One OECD study shows that five years after receiving their degrees, more than 60% of PhDs in Slovakia and more than 45% in Belgium, the Czech Republic, Germany and Spain were still on temporary contracts. Many were postdocs. About one-third of Austria’s PhD graduates take jobs unrelated to their degrees. In Germany 13% of all PhD graduates end up in lowly occupations. In the Netherlands the proportion is 21%.

Right, but the OECD study doesn’t show how many people without a PhD are on temporary contracts in Slovakia five years after receiving their degrees, be it bachelor or master’s.

A major thing the article fails to understand is that most PhD students pursue an academic career for two reasons: because it’s their passion, and because they don’t seem to be able/willing to do anything else. Take a philosophy graduate for example, with a master’s thesis on German, late 18th century idealism. This person has two choices: either he goes for a lowly occupation, as the OECD study puts it, or enroll in a PhD program. Statistics suggests that our poor philosopher might still end up working for the man, somewhere in a call center selling insurance to people who don’t want to buy it, but going for a PhD is still better, because he can have 3-4 years of joyful academic life and then try his luck getting a tenure track job after a couple of years. Even if he fails, at least he tried.
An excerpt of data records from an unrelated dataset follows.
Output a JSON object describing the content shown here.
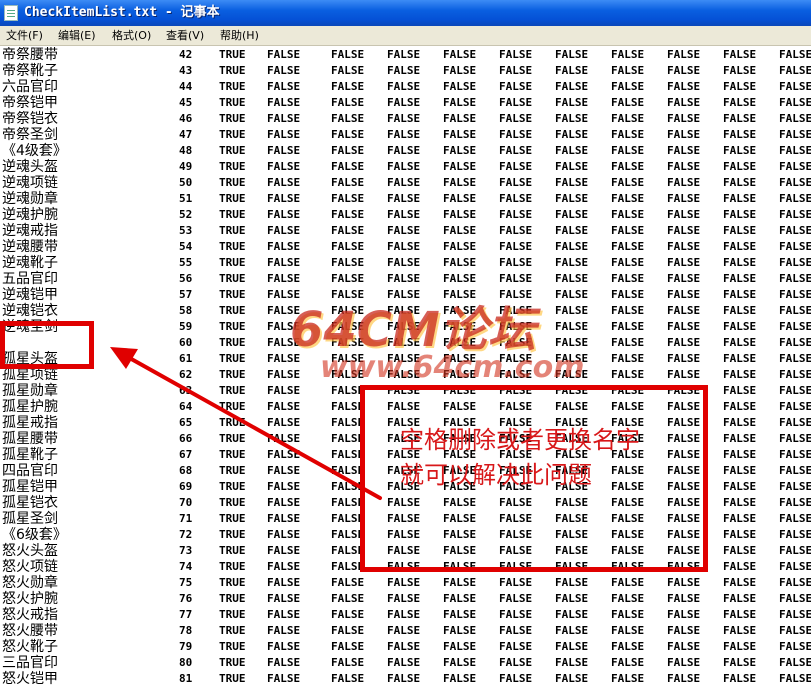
{
  "window": {
    "title": "CheckItemList.txt - 记事本",
    "menu": [
      "文件(F)",
      "编辑(E)",
      "格式(O)",
      "查看(V)",
      "帮助(H)"
    ]
  },
  "rows": [
    {
      "name": "帝祭腰带",
      "num": "42"
    },
    {
      "name": "帝祭靴子",
      "num": "43"
    },
    {
      "name": "六品官印",
      "num": "44"
    },
    {
      "name": "帝祭铠甲",
      "num": "45"
    },
    {
      "name": "帝祭铠衣",
      "num": "46"
    },
    {
      "name": "帝祭圣剑",
      "num": "47"
    },
    {
      "name": "《4级套》",
      "num": "48"
    },
    {
      "name": "逆魂头盔",
      "num": "49"
    },
    {
      "name": "逆魂项链",
      "num": "50"
    },
    {
      "name": "逆魂勋章",
      "num": "51"
    },
    {
      "name": "逆魂护腕",
      "num": "52"
    },
    {
      "name": "逆魂戒指",
      "num": "53"
    },
    {
      "name": "逆魂腰带",
      "num": "54"
    },
    {
      "name": "逆魂靴子",
      "num": "55"
    },
    {
      "name": "五品官印",
      "num": "56"
    },
    {
      "name": "逆魂铠甲",
      "num": "57"
    },
    {
      "name": "逆魂铠衣",
      "num": "58"
    },
    {
      "name": "逆魂圣剑",
      "num": "59"
    },
    {
      "name": "",
      "num": "60"
    },
    {
      "name": "孤星头盔",
      "num": "61"
    },
    {
      "name": "孤星项链",
      "num": "62"
    },
    {
      "name": "孤星勋章",
      "num": "63"
    },
    {
      "name": "孤星护腕",
      "num": "64"
    },
    {
      "name": "孤星戒指",
      "num": "65"
    },
    {
      "name": "孤星腰带",
      "num": "66"
    },
    {
      "name": "孤星靴子",
      "num": "67"
    },
    {
      "name": "四品官印",
      "num": "68"
    },
    {
      "name": "孤星铠甲",
      "num": "69"
    },
    {
      "name": "孤星铠衣",
      "num": "70"
    },
    {
      "name": "孤星圣剑",
      "num": "71"
    },
    {
      "name": "《6级套》",
      "num": "72"
    },
    {
      "name": "怒火头盔",
      "num": "73"
    },
    {
      "name": "怒火项链",
      "num": "74"
    },
    {
      "name": "怒火勋章",
      "num": "75"
    },
    {
      "name": "怒火护腕",
      "num": "76"
    },
    {
      "name": "怒火戒指",
      "num": "77"
    },
    {
      "name": "怒火腰带",
      "num": "78"
    },
    {
      "name": "怒火靴子",
      "num": "79"
    },
    {
      "name": "三品官印",
      "num": "80"
    },
    {
      "name": "怒火铠甲",
      "num": "81"
    }
  ],
  "row_values": [
    "TRUE",
    "FALSE",
    "FALSE",
    "FALSE",
    "FALSE",
    "FALSE",
    "FALSE",
    "FALSE",
    "FALSE",
    "FALSE",
    "FALSE"
  ],
  "annotation": {
    "note_line1": "空格删除或者更换名字",
    "note_line2": "就可以解决此问题",
    "color": "#e00000"
  },
  "watermark": {
    "text": "64CM论坛",
    "url": "www.64cm.com"
  }
}
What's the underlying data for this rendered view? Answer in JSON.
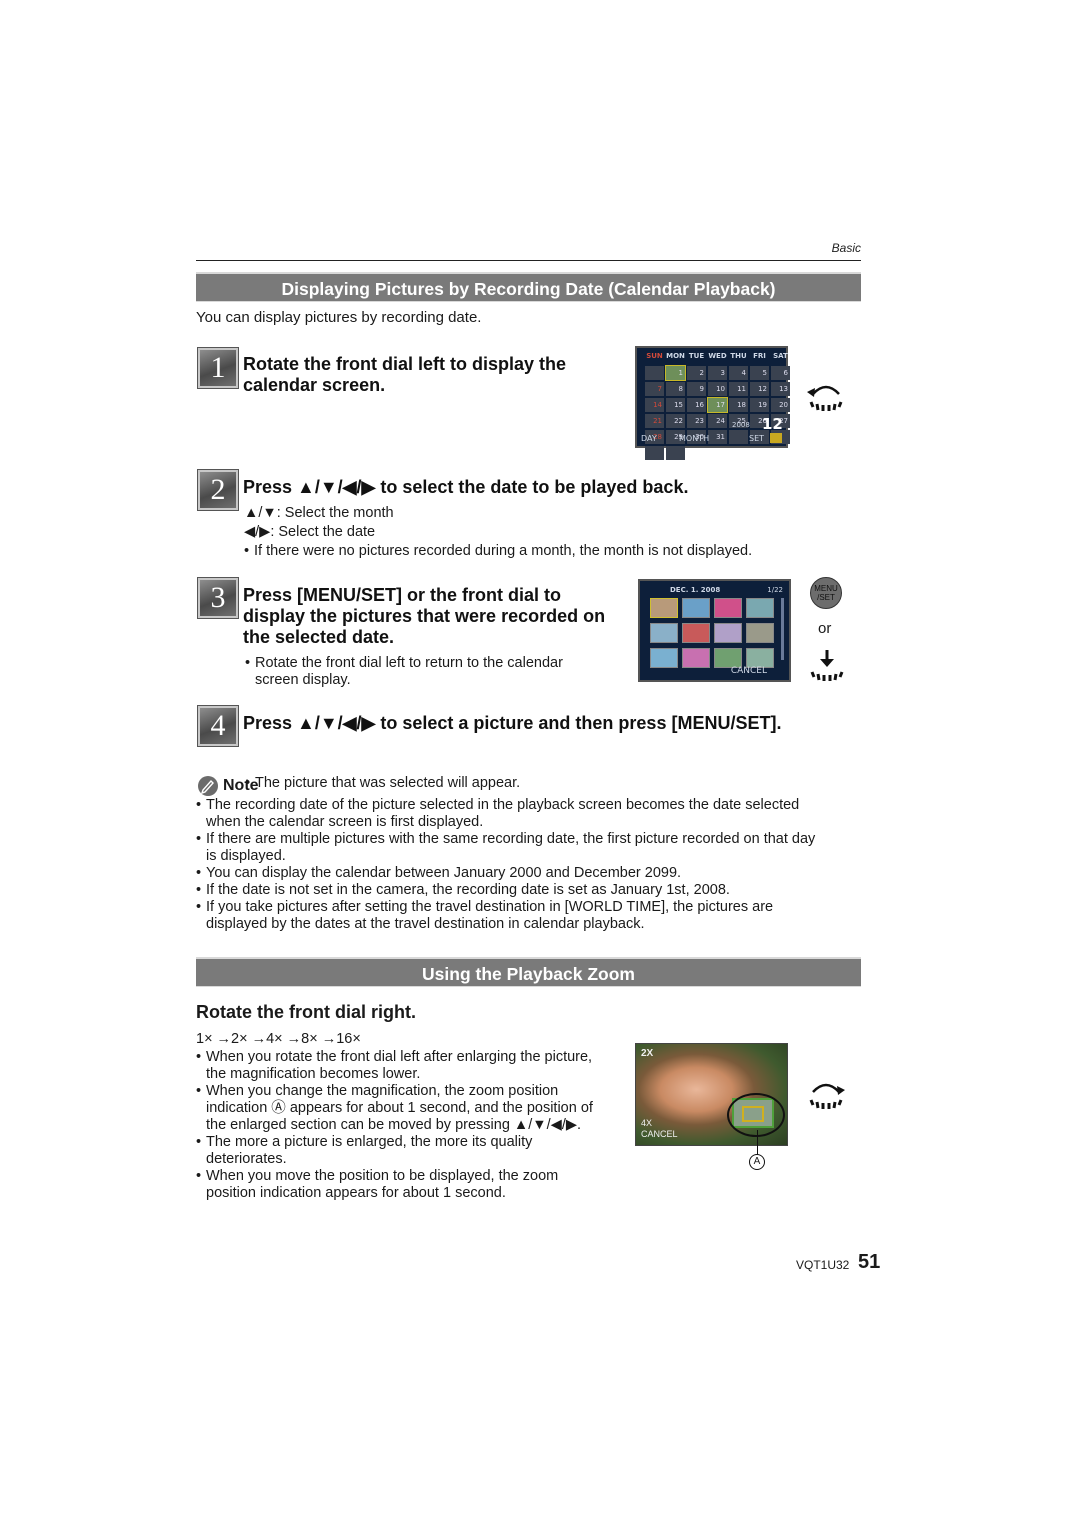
{
  "header": {
    "section_label": "Basic"
  },
  "calendar_section": {
    "banner": "Displaying Pictures by Recording Date (Calendar Playback)",
    "intro": "You can display pictures by recording date.",
    "steps": [
      {
        "number": "1",
        "title_line1": "Rotate the front dial left to display the",
        "title_line2": "calendar screen."
      },
      {
        "number": "2",
        "title": "Press ▲/▼/◀/▶ to select the date to be played back.",
        "lines": [
          {
            "keys": "▲/▼:",
            "text": "Select the month"
          },
          {
            "keys": "◀/▶:",
            "text": "Select the date"
          }
        ],
        "bullet": "If there were no pictures recorded during a month, the month is not displayed."
      },
      {
        "number": "3",
        "title_line1": "Press [MENU/SET] or the front dial to",
        "title_line2": "display the pictures that were recorded on",
        "title_line3": "the selected date.",
        "bullet_line1": "Rotate the front dial left to return to the calendar",
        "bullet_line2": "screen display.",
        "or_label": "or",
        "menu_button_line1": "MENU",
        "menu_button_line2": "/SET"
      },
      {
        "number": "4",
        "title": "Press ▲/▼/◀/▶ to select a picture and then press [MENU/SET].",
        "bullet": "The picture that was selected will appear."
      }
    ],
    "calendar_screen": {
      "weekdays": [
        "SUN",
        "MON",
        "TUE",
        "WED",
        "THU",
        "FRI",
        "SAT"
      ],
      "days": [
        "",
        "1",
        "2",
        "3",
        "4",
        "5",
        "6",
        "7",
        "8",
        "9",
        "10",
        "11",
        "12",
        "13",
        "14",
        "15",
        "16",
        "17",
        "18",
        "19",
        "20",
        "21",
        "22",
        "23",
        "24",
        "25",
        "26",
        "27",
        "28",
        "29",
        "30",
        "31",
        "",
        "",
        "",
        "",
        ""
      ],
      "year": "2008",
      "month": "12",
      "day_label": "DAY",
      "month_label": "MONTH",
      "set_label": "SET"
    },
    "thumbnail_screen": {
      "date": "DEC. 1. 2008",
      "count": "1/22",
      "cancel_label": "CANCEL"
    }
  },
  "note": {
    "title": "Note",
    "items": [
      {
        "line1": "The recording date of the picture selected in the playback screen becomes the date selected",
        "line2": "when the calendar screen is first displayed."
      },
      {
        "line1": "If there are multiple pictures with the same recording date, the first picture recorded on that day",
        "line2": "is displayed."
      },
      {
        "line1": "You can display the calendar between January 2000 and December 2099."
      },
      {
        "line1": "If the date is not set in the camera, the recording date is set as January 1st, 2008."
      },
      {
        "line1": "If you take pictures after setting the travel destination in [WORLD TIME], the pictures are",
        "line2": "displayed by the dates at the travel destination in calendar playback."
      }
    ]
  },
  "zoom_section": {
    "banner": "Using the Playback Zoom",
    "heading": "Rotate the front dial right.",
    "sequence": "1× →2× →4× →8× →16×",
    "items": [
      {
        "line1": "When you rotate the front dial left after enlarging the picture,",
        "line2": "the magnification becomes lower."
      },
      {
        "line1": "When you change the magnification, the zoom position",
        "line2": "indication Ⓐ appears for about 1 second, and the position of",
        "line3": "the enlarged section can be moved by pressing ▲/▼/◀/▶."
      },
      {
        "line1": "The more a picture is enlarged, the more its quality",
        "line2": "deteriorates."
      },
      {
        "line1": "When you move the position to be displayed, the zoom",
        "line2": "position indication appears for about 1 second."
      }
    ],
    "zoom_screen": {
      "zoom_label": "2X",
      "next_zoom": "4X",
      "cancel_label": "CANCEL"
    },
    "callout_label": "A"
  },
  "footer": {
    "model_code": "VQT1U32",
    "page_number": "51"
  }
}
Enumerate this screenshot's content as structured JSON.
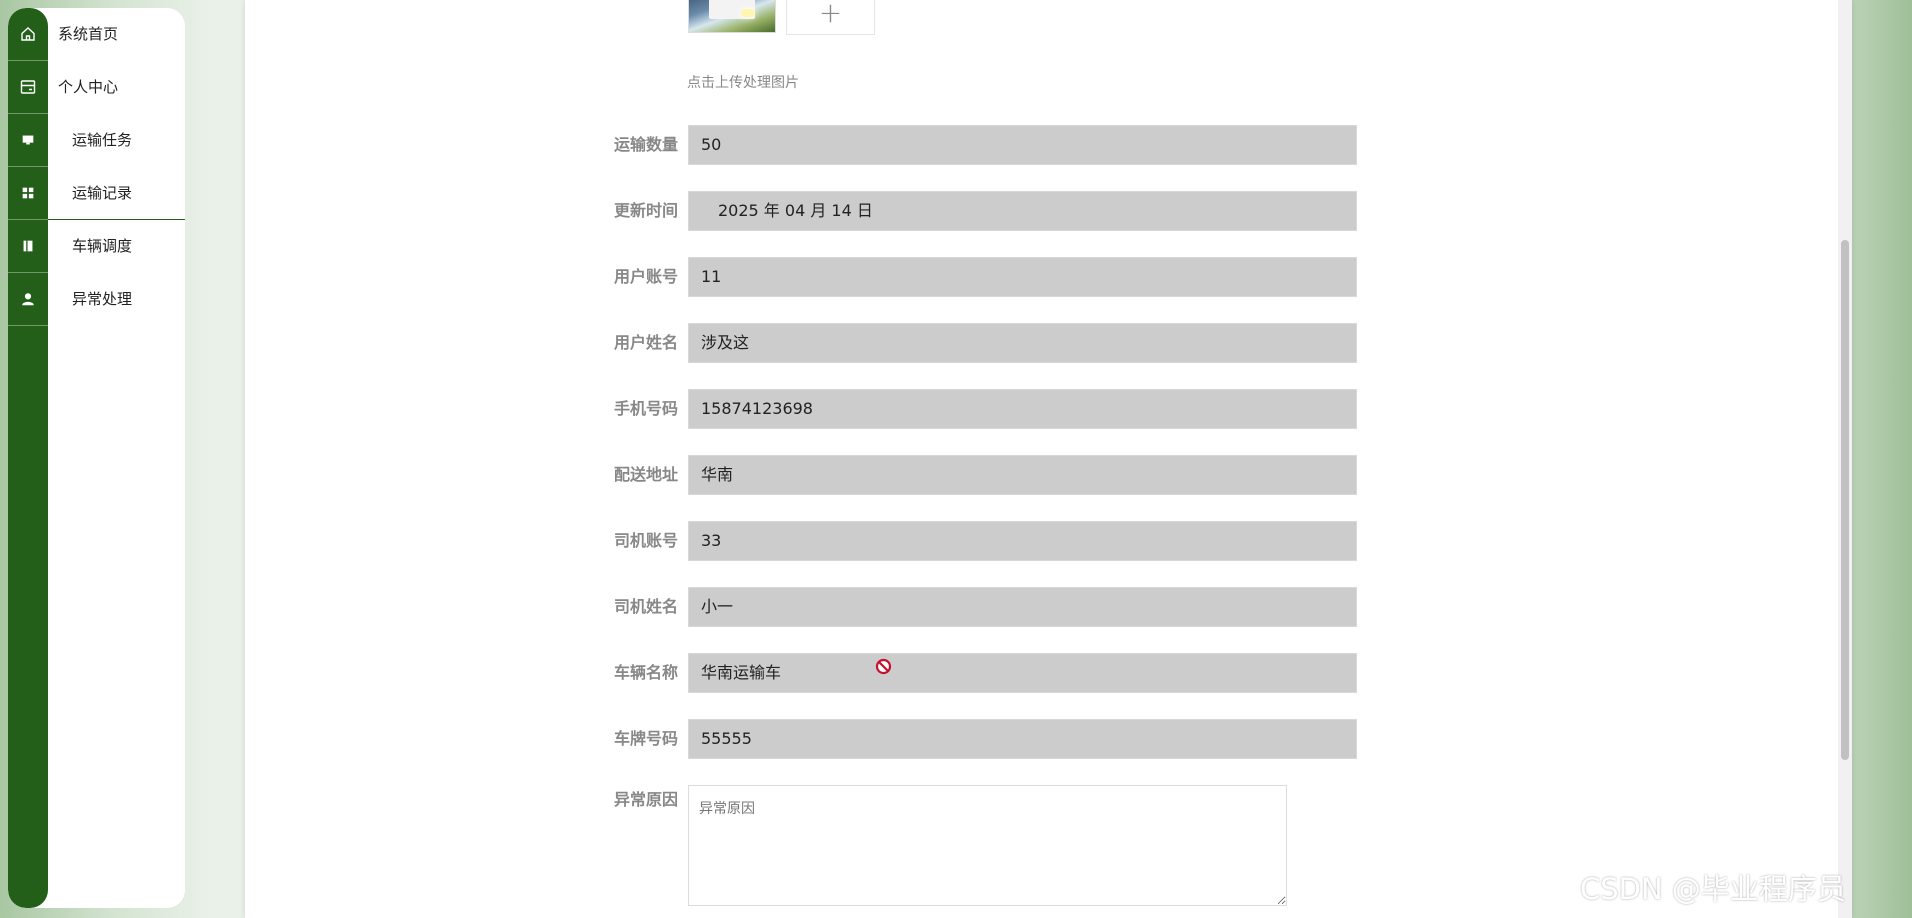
{
  "sidebar": {
    "items": [
      {
        "label": "系统首页",
        "icon": "home-icon"
      },
      {
        "label": "个人中心",
        "icon": "card-icon"
      },
      {
        "label": "运输任务",
        "icon": "monitor-icon"
      },
      {
        "label": "运输记录",
        "icon": "grid-icon"
      },
      {
        "label": "车辆调度",
        "icon": "book-icon"
      },
      {
        "label": "异常处理",
        "icon": "user-icon"
      }
    ]
  },
  "form": {
    "upload": {
      "plus": "+",
      "hint": "点击上传处理图片"
    },
    "fields": [
      {
        "label": "运输数量",
        "value": "50"
      },
      {
        "label": "更新时间",
        "value": "2025 年 04 月 14 日"
      },
      {
        "label": "用户账号",
        "value": "11"
      },
      {
        "label": "用户姓名",
        "value": "涉及这"
      },
      {
        "label": "手机号码",
        "value": "15874123698"
      },
      {
        "label": "配送地址",
        "value": "华南"
      },
      {
        "label": "司机账号",
        "value": "33"
      },
      {
        "label": "司机姓名",
        "value": "小一"
      },
      {
        "label": "车辆名称",
        "value": "华南运输车"
      },
      {
        "label": "车牌号码",
        "value": "55555"
      }
    ],
    "reason": {
      "label": "异常原因",
      "placeholder": "异常原因"
    }
  },
  "watermark": "CSDN @毕业程序员",
  "colors": {
    "sidebar_rail": "#245f1a",
    "input_bg": "#cccccc",
    "label_color": "#888888"
  }
}
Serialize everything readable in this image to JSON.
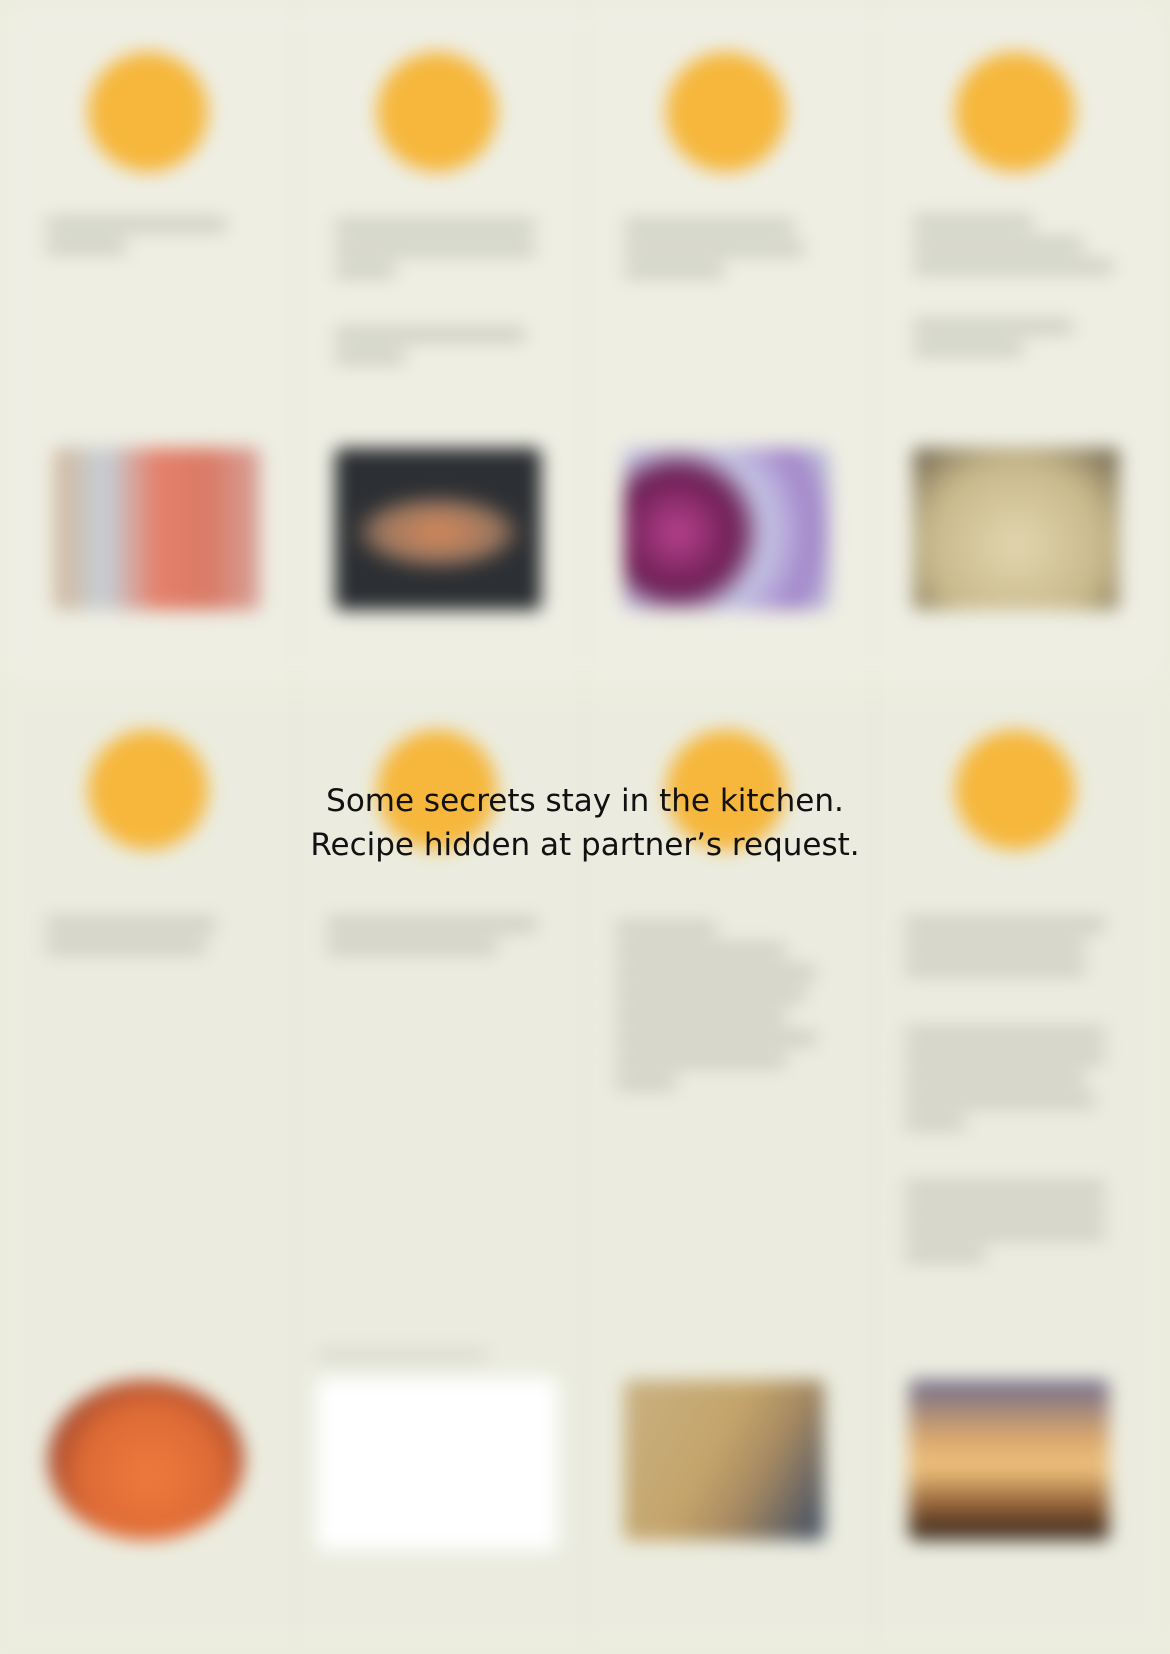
{
  "overlay": {
    "line1": "Some secrets stay in the kitchen.",
    "line2": "Recipe hidden at partner’s request."
  },
  "colors": {
    "page_background": "#ecedde",
    "step_circle": "#f6b73c",
    "message_text": "#111111"
  },
  "steps_top": [
    {
      "photo_icon": "shrimp-plate-photo"
    },
    {
      "photo_icon": "skillet-dumplings-photo"
    },
    {
      "photo_icon": "red-onion-photo"
    },
    {
      "photo_icon": "dough-bowl-photo"
    }
  ],
  "steps_bottom": [
    {
      "photo_icon": "tomato-sauce-photo"
    },
    {
      "photo_icon": "blank-photo"
    },
    {
      "photo_icon": "folding-dough-photo"
    },
    {
      "photo_icon": "baked-dish-photo"
    }
  ]
}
PhD students/graduates are usually lousy at finding jobs outside the universities not because they have a PhD degree, but because they’re different. Normal people don’t study philosophy, and if they’re into computer science, they don’t care whether P≠NP — they just learn Java, Objective-C, Python or whatever else they find useful for becoming a successful software engineer.

And then finally, there’s one last thing everyone seems not to understand: once you finish your PhD, get done with the damn post-doc contract, and become a tenure-track researcher, you’re in the best job there is. You’re doing what you love, you have most of the time a flexible schedule, you supervise master’s and/or PhD students, you go to conferences all over the world. You write papers others comment on, and at some point you might even write a book (or co-author one). How amazingly cool is that? Oh you’re saying I’m a dreamer, and that simply never happens? Well what about those thousands of internet start-up companies? They waste their time as well, trying to become another Facebook or another Google. Yet they still do it, because it’s their dream to pursue.

And so is academic career ours.

Discussion on HackerNews.

Continuous list enumeration throughout the document with LaTeX

Karolina asked me today to create a macro for having a continuous list enumeration throughout the whole document, i.e.

This is the first list:

1. Item;
2. Another item;

And here goes the second list:

3. Third item;
4. And yet another item.

You can obtain an effect like that by using LaTeX counters and a custom definition of your own enumerate environment. First, we need to \usepackage{enumerate}, and then define the following counter and an environment in the preamble:

\newcounter{enumi_saved}
\newenvironment{myenumerate}
{ \begin{enumerate}\setcounter{enumi}{\value{enumi_saved}}}
{\setcounter{enumi_saved}{\value{enumi}}\end{enumerate}}

After that, you can use myenumerate and you’ll have a continuous enumeration in the whole document.

Oh and some credits: I wouldn’t come up with a solution if I haven’t read this post, and this website. Huge thanks to the authors for their tips!

update: There’s a much simpler solution, thanks Jakub.